[Opening SUPPLIED RECORDS section]

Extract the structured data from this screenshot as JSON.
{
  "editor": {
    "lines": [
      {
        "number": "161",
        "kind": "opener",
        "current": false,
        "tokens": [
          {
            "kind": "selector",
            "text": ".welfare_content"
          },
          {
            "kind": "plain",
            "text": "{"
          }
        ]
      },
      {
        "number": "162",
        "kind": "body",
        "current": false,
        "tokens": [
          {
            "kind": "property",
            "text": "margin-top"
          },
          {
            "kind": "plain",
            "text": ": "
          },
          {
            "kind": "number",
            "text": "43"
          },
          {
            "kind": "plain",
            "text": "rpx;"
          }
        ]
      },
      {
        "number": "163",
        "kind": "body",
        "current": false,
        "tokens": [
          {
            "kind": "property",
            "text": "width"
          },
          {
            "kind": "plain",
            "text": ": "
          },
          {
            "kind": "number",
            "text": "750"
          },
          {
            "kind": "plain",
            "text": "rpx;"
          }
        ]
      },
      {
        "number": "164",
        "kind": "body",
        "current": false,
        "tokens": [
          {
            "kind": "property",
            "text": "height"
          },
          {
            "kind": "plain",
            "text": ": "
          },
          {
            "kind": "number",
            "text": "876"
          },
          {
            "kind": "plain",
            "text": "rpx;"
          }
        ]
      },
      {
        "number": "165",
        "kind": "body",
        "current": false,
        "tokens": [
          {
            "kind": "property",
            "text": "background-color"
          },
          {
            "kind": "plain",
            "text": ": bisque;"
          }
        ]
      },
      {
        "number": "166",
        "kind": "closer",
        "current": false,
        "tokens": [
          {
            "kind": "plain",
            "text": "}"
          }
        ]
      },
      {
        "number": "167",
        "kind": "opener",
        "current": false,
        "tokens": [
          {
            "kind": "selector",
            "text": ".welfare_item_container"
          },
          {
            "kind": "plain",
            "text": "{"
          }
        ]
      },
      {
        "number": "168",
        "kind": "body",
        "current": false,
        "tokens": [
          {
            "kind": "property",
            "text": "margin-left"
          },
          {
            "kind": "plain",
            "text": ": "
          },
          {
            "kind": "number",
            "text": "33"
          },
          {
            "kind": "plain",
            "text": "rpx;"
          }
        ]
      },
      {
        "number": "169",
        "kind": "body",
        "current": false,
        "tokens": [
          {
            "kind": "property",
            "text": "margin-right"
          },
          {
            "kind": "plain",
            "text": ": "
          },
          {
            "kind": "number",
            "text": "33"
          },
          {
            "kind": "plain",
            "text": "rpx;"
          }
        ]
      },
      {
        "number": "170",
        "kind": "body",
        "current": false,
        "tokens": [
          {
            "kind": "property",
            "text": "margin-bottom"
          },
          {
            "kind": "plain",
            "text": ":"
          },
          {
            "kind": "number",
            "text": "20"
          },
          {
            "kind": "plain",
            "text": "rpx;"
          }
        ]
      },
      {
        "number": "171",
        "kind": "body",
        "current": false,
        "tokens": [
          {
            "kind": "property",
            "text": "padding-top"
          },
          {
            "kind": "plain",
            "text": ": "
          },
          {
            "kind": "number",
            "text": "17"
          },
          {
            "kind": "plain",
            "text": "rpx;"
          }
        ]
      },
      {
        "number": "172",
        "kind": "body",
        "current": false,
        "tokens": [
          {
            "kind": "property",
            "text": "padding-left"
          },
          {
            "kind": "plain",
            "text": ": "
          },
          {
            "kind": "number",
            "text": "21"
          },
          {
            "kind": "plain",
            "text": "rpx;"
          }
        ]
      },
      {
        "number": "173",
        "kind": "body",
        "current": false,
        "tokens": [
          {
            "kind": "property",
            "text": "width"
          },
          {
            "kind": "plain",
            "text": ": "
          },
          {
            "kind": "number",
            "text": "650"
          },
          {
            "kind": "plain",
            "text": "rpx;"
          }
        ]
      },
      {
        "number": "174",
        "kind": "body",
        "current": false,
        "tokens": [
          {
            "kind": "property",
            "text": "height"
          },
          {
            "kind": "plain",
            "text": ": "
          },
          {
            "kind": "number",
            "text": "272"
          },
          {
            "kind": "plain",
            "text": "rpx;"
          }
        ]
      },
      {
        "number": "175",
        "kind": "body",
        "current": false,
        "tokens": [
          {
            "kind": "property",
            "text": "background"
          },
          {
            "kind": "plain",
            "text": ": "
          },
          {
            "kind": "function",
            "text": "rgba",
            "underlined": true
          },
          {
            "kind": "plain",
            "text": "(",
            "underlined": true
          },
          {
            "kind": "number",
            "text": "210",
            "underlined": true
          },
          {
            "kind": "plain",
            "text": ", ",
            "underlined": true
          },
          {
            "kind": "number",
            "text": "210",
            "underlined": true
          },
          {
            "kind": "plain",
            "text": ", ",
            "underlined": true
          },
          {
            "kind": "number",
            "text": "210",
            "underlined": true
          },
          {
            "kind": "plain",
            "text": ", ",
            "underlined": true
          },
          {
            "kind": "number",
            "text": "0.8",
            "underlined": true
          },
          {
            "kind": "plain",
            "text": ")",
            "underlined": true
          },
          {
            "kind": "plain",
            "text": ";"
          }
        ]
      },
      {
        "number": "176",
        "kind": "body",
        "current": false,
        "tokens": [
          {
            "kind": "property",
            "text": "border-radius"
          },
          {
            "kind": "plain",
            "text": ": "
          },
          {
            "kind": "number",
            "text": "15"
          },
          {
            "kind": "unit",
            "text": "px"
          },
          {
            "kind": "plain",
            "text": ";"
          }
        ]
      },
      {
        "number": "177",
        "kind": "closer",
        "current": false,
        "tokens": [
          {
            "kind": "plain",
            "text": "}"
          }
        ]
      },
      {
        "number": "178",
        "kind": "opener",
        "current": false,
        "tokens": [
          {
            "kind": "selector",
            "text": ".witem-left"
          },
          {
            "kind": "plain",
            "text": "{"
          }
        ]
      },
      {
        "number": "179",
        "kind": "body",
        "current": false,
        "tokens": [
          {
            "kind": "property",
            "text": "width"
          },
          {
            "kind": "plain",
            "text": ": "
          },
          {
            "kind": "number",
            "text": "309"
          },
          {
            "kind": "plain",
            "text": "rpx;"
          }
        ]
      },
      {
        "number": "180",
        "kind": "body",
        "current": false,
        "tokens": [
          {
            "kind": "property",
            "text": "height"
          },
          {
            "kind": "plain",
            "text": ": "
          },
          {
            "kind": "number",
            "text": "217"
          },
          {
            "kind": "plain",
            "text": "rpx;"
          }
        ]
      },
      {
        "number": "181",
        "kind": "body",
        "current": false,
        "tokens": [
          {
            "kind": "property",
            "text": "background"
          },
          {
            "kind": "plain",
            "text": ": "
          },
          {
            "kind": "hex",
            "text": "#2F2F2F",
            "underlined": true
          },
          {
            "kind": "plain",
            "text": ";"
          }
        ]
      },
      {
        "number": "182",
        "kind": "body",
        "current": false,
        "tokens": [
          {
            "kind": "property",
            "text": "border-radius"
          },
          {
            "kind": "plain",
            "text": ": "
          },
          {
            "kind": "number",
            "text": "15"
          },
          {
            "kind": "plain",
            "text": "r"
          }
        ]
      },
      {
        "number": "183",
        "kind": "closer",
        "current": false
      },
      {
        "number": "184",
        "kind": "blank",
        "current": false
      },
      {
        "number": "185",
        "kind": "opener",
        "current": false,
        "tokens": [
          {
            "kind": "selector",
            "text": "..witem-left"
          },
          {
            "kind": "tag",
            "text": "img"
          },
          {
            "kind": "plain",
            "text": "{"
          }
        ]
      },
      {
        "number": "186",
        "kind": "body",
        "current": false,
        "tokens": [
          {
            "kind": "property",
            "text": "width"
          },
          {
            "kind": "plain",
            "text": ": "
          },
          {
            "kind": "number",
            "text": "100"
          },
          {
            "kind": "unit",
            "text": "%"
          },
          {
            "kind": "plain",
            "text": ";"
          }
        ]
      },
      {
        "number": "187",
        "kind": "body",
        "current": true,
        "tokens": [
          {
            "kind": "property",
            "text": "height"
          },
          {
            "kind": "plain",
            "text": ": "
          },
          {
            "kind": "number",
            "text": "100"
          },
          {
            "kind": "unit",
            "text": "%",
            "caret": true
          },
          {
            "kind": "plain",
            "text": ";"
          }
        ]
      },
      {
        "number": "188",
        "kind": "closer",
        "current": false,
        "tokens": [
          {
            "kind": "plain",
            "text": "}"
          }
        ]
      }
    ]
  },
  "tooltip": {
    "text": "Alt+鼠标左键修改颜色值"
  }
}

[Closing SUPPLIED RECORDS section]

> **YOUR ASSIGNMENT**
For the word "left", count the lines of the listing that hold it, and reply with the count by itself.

> **REPLY TO THE TASK**
4